Oil giant ExxonMobilXOM is wading into a heated battle over climate change and corporate governance. ExxonMobil is suing two sustainable investment firms (Arjuna Capital and Follow This) in an attempt to block a shareholder proposal from going to a vote at their annual shareholder meeting.
The proposal urges Exxon to set bolder emission reduction targets and, for the first time, address the wider emissions stemming from the use of its products by its customers (“Scope 3” emissions).
Exxon, historically resistant to aggressive climate action, claims the proposal threatens its core business and seeks to “force ExxonMobil to change the nature of its ordinary business or to go out of business entirely.”
The company claims the proposal infringes on management’s authority, while supporters argue it’s a vital way for shareholders to protect their investments from climate risks.
The crux of the matter:
Exxon has filed the lawsuit in a Texas court known for its pro-business leanings in an attempt to bypass the traditional Securities and Exchange Commission approval process.
Under the Biden administration the SEC has become less receptive to corporate attempts to squash such proposals.
This lawsuit shines a spotlight on the heated ESG debate: on one side there are advocates who view such considerations as crucial for tackling climate change and on the other there are those who see these proposals as undue interference in corporate affairs.
The potential outcomes of this legal match are far-reaching. A court ruling could either empower shareholders on climate issues or uphold Exxon’s claim, setting a precedent for future lawsuits. Even if the proposal reaches a shareholder vote, it may face an uphill climb, given the lukewarm reception such initiatives received last year.
But regardless of the immediate outcome, this lawsuit has already sent waves through the corporate landscape. This lawsuit may potentially prompt other companies to re-evaluate their approaches to ESG and shareholder engagement.
In fact, the WSJ recently reported that some CEOs are no longer publicly discussing their ESG efforts, opting for alternative terms like “responsible business” or focusing on specific goals like sustainability. This shift reflects the growing complexity and politicization of ESG.
Ultimately, this legal battle is highlighting the growing tension at the intersection of climate change, corporate accountability, and investor activism.
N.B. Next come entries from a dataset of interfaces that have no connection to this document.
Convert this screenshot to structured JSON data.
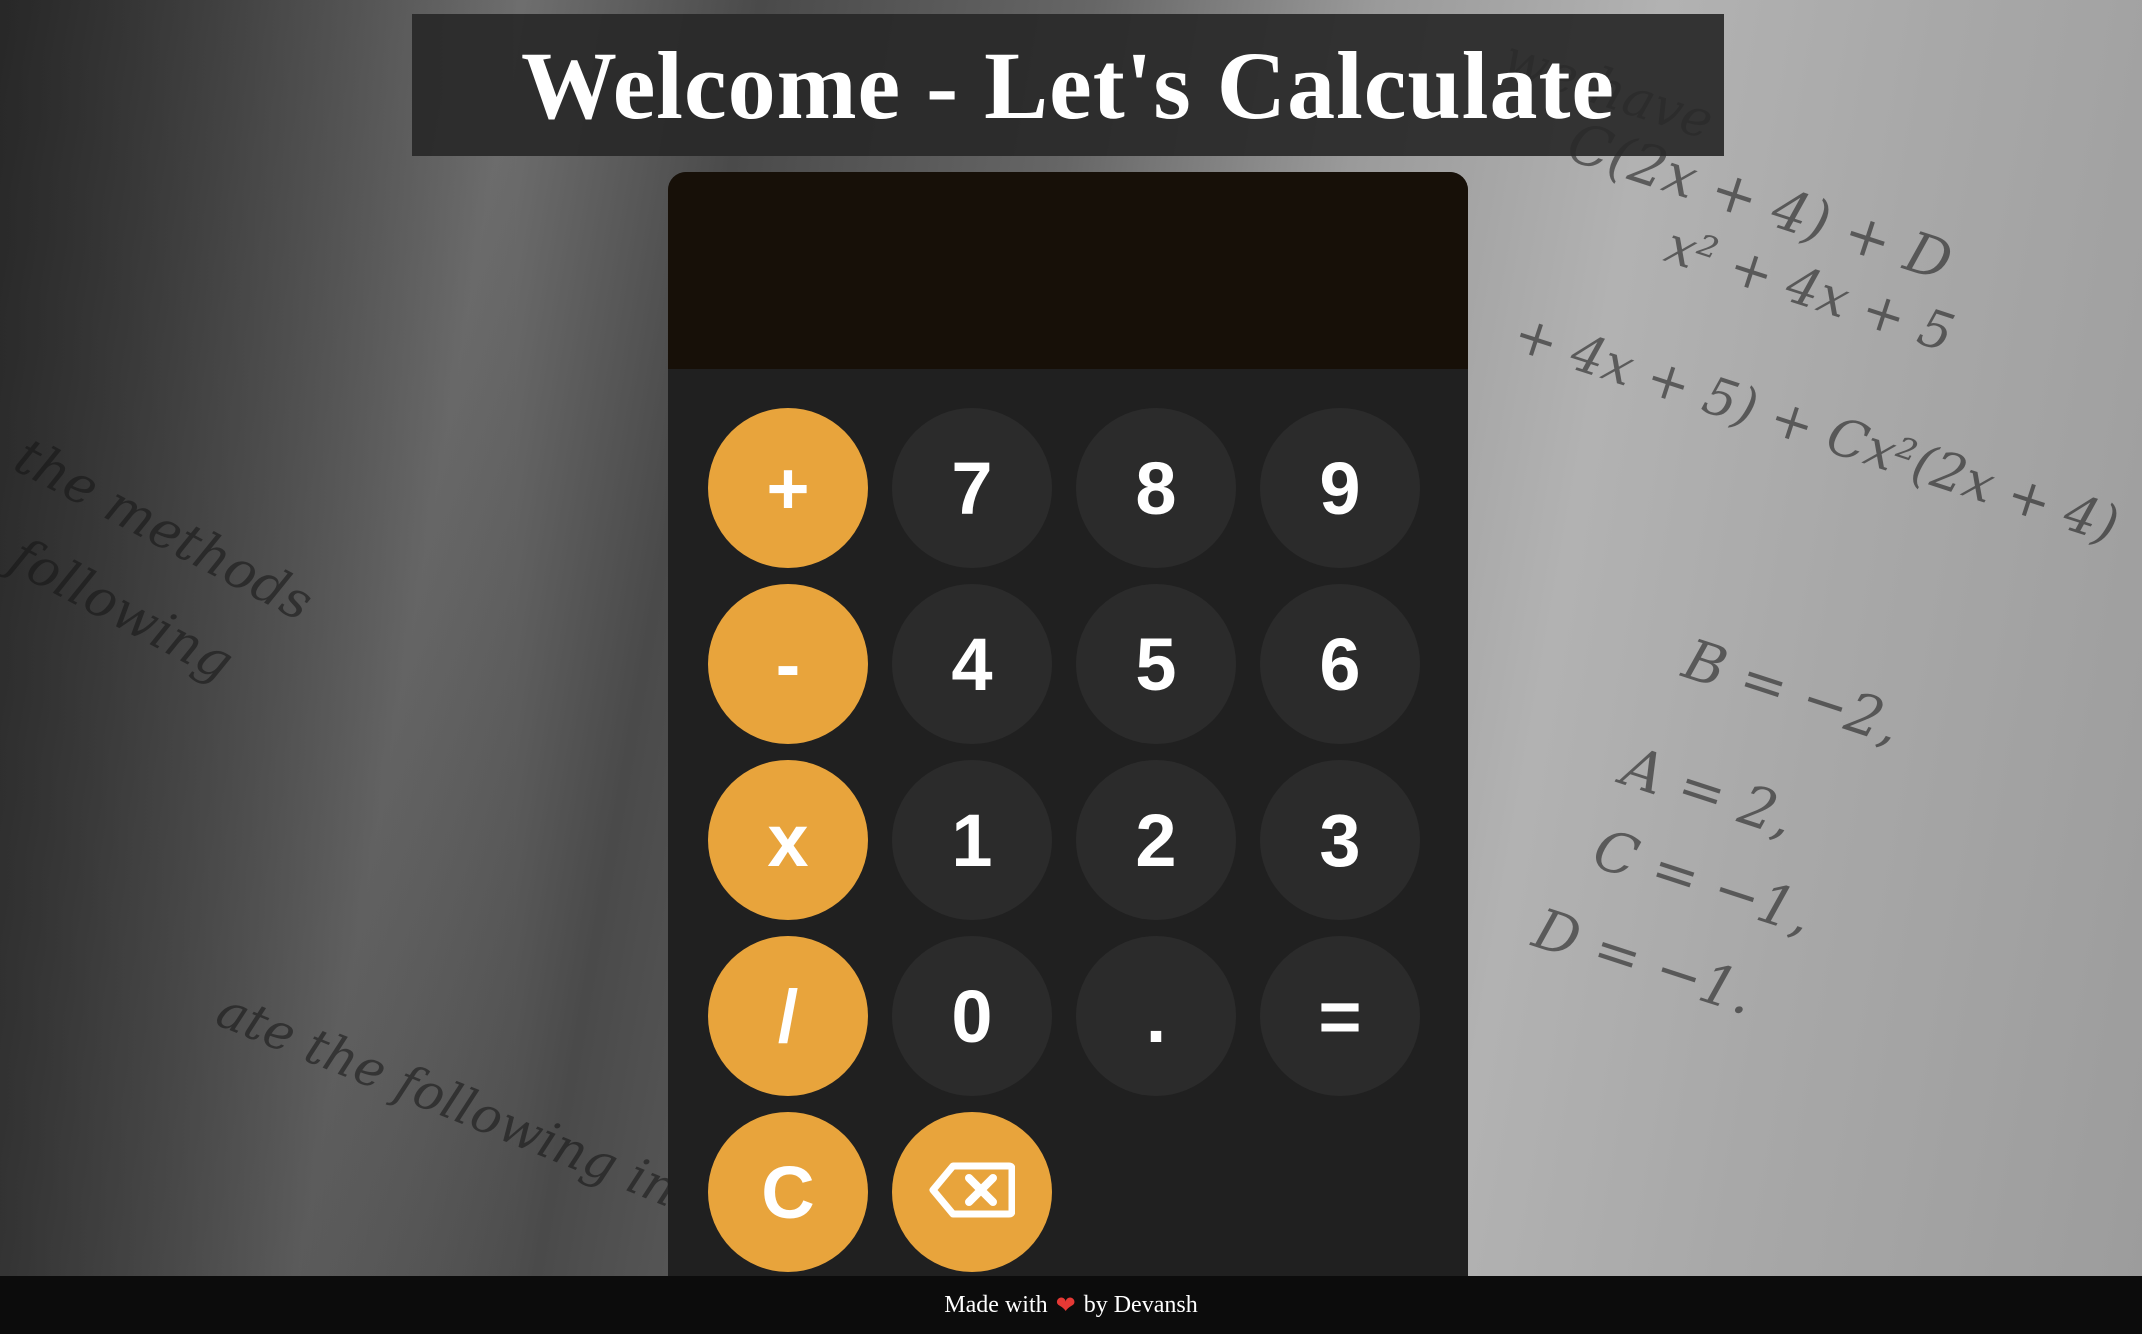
{
  "header": {
    "title": "Welcome - Let's Calculate"
  },
  "display": {
    "value": ""
  },
  "keys": {
    "plus": "+",
    "seven": "7",
    "eight": "8",
    "nine": "9",
    "minus": "-",
    "four": "4",
    "five": "5",
    "six": "6",
    "multiply": "x",
    "one": "1",
    "two": "2",
    "three": "3",
    "divide": "/",
    "zero": "0",
    "decimal": ".",
    "equals": "=",
    "clear": "C",
    "backspace_icon": "backspace-icon"
  },
  "footer": {
    "made_with": "Made with",
    "heart_icon": "heart-icon",
    "by": "by Devansh"
  },
  "colors": {
    "operator": "#e8a43c",
    "number": "#2b2b2b",
    "panel": "#202020",
    "display": "#171008"
  }
}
Its resolution will have an impact on shaping the future of how we balance economic priorities with the demands of climate change.